## Problem to work on:
Starting from the line that contains "Read all visible content and emit it as JSON.", give back every line through the end of the listing exactly as written and no other line.

--- Study material Enclosed Below ---

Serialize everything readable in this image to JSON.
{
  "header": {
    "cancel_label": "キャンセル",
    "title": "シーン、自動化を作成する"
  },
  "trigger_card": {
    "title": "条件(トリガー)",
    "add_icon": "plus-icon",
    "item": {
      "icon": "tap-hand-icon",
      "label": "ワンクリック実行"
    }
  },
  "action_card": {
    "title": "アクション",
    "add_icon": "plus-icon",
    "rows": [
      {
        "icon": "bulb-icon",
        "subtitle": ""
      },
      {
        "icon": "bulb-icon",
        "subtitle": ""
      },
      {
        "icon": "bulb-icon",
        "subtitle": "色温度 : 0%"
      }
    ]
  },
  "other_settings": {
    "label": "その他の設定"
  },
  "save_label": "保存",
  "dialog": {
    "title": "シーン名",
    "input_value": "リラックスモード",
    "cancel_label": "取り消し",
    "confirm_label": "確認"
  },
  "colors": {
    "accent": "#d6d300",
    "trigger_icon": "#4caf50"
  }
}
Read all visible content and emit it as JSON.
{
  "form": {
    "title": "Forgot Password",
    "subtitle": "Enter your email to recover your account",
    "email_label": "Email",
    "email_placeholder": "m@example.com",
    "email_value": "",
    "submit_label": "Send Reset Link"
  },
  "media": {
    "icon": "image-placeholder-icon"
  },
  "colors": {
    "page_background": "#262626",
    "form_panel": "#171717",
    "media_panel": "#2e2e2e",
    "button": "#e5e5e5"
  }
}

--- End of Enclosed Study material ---

## Solution to the problem:
Read all visible content and emit it as JSON.
{
  "form": {
    "title": "Forgot Password",
    "subtitle": "Enter your email to recover your account",
    "email_label": "Email",
    "email_placeholder": "m@example.com",
    "email_value": "",
    "submit_label": "Send Reset Link"
  },
  "media": {
    "icon": "image-placeholder-icon"
  },
  "colors": {
    "page_background": "#262626",
    "form_panel": "#171717",
    "media_panel": "#2e2e2e",
    "button": "#e5e5e5"
  }
}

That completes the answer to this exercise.